The researchers found that levels of physical aggression did not appear to influence bias, indicating that physically aggressive individuals did not have a preexisting t to decide that a face was angry on the basis of less information, in comparison with decisions about other emotions. Physical aggressiveness also did not influence threshold separation, indicating that individuals who were more physically aggressive did not accumulate less information when identifying facial emotions (doing so would have led them to speed up their responses and reduce their accuracy). However, physically aggressive individuals showed a higher drift rate for anger, meaning that they accumulated anger-related information more efficiently, leading them to identify faces as angry more swiftly without a decrease in accuracy.
These results do not support the common idea that bias explains why aggressive individuals interpret social information in aberrant ways, Brennan and Baskin-Sommers write. Instead, these results suggest that aggression relates to superior anger-identification abilities. Moreover, because drift rate indexes information accumulation from both perception and memory, these findings may mean that aggressive individuals use their accrued experiences of hostile interactions to form knowledge structures that allow them to identify anger more swiftly. They “draw on knowledge structures to make more accurate interpretations, allowing them to adopt a realistic lens for viewing their often hostile worlds,” write Brennan and Baskin-Sommers.
Understanding how and why aggressive individuals readily and accurately identify anger is important because this tendency is thought to contribute to what is often destructive personal behavior. Physical aggression is harmful yet ubiquitous, and it is associated with low-quality relationships, social rejection, and involvement in the criminal justice system, note Brennan and Baskin-Sommers.

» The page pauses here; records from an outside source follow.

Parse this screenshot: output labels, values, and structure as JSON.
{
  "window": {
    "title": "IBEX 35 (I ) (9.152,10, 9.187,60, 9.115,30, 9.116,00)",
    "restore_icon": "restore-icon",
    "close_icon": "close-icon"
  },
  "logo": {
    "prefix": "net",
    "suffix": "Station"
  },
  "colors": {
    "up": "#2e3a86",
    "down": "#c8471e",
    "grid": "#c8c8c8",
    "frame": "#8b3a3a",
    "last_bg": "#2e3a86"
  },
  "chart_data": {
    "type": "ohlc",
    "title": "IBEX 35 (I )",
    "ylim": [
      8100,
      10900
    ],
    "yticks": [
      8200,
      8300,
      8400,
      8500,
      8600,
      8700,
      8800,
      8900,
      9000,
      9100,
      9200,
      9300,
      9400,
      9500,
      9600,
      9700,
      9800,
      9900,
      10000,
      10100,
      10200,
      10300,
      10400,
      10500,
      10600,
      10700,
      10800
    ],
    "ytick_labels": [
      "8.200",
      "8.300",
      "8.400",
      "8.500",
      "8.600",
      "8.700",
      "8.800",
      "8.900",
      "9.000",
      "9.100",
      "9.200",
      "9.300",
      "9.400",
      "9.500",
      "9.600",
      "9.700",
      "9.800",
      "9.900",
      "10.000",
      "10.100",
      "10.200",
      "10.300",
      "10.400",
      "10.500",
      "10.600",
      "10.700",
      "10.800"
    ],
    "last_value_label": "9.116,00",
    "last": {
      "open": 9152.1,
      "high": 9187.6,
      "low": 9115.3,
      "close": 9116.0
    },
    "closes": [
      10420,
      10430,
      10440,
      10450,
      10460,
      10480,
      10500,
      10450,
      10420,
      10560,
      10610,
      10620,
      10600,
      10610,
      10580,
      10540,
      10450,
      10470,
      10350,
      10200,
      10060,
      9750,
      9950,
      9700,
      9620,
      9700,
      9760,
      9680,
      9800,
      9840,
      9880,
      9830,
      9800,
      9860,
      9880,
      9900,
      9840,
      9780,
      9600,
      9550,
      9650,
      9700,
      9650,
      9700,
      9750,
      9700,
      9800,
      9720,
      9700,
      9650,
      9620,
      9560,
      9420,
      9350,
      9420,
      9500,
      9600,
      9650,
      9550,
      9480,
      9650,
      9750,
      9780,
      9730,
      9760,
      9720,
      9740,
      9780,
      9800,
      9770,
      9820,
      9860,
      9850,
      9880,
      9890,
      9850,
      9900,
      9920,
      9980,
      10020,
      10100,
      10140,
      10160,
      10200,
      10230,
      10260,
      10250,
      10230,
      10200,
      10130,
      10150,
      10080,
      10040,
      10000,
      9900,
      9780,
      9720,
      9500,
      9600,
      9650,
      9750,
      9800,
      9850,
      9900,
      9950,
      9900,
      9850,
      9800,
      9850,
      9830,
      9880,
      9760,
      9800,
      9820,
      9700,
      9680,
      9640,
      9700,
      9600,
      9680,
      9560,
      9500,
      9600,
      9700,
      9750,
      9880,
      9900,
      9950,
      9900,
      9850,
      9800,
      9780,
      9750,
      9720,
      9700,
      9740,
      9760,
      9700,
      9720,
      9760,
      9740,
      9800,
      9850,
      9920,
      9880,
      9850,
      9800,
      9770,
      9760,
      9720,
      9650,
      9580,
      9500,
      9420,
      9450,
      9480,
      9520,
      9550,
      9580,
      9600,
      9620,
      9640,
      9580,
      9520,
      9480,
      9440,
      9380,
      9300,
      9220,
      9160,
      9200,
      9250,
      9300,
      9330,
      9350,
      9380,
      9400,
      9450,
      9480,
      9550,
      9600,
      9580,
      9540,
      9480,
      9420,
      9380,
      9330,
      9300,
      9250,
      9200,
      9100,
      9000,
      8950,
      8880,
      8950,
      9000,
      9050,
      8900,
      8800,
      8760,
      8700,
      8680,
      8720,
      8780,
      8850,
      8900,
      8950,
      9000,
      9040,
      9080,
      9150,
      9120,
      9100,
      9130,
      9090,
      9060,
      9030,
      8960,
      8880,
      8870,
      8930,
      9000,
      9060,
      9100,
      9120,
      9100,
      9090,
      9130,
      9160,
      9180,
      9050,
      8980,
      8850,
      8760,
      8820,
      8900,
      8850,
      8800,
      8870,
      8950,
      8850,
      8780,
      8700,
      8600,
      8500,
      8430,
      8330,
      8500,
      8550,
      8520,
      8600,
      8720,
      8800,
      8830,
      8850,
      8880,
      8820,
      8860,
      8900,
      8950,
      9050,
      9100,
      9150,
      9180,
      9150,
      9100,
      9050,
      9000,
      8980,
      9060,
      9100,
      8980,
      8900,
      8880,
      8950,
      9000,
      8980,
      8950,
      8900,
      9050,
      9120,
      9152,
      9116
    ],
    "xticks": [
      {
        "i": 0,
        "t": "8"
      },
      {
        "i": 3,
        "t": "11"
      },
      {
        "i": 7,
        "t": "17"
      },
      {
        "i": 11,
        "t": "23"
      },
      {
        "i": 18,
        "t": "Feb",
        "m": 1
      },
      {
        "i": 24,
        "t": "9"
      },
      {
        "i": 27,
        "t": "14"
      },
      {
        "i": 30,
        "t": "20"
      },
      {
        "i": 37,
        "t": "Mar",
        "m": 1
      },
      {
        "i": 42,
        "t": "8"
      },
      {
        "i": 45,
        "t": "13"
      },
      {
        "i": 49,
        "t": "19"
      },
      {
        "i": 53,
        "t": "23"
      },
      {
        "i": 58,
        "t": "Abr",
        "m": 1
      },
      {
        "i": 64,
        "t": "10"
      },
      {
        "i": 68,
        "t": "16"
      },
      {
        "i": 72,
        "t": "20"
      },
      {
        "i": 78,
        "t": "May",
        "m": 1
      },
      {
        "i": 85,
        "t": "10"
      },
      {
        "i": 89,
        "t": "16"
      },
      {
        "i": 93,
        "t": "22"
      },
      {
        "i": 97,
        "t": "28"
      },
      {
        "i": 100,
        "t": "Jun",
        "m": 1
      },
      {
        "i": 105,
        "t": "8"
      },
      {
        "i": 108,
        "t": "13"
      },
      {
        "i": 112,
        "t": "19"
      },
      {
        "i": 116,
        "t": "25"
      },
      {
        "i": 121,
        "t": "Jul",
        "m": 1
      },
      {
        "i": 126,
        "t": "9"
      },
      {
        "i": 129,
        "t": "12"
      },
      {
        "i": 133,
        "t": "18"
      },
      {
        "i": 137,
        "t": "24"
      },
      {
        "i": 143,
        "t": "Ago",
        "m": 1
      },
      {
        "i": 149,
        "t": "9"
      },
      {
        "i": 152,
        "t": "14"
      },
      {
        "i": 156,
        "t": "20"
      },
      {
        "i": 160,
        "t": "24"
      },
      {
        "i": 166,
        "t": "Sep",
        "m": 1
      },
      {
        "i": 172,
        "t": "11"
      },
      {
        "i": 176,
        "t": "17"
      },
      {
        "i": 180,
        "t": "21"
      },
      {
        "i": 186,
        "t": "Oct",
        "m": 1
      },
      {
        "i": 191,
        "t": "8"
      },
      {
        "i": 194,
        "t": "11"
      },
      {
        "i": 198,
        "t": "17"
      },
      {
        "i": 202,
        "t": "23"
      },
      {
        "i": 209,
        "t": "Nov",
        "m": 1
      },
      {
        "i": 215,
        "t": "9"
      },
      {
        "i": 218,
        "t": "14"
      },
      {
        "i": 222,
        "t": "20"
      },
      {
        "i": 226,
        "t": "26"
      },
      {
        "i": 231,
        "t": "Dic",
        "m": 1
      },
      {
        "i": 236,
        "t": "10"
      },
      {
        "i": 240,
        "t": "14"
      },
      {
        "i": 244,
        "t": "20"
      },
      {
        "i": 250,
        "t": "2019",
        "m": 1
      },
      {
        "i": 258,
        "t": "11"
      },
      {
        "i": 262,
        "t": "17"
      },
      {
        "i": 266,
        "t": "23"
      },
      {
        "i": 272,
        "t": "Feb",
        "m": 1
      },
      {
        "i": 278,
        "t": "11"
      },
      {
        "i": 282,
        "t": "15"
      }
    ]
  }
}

Brennan, G. M., & Baskin-Sommers, A. R. (2020). Aggressive realism: More efficient processing of anger in physically aggressive individuals. Psychological Science. https://doi.org/10.1177/0956797620904157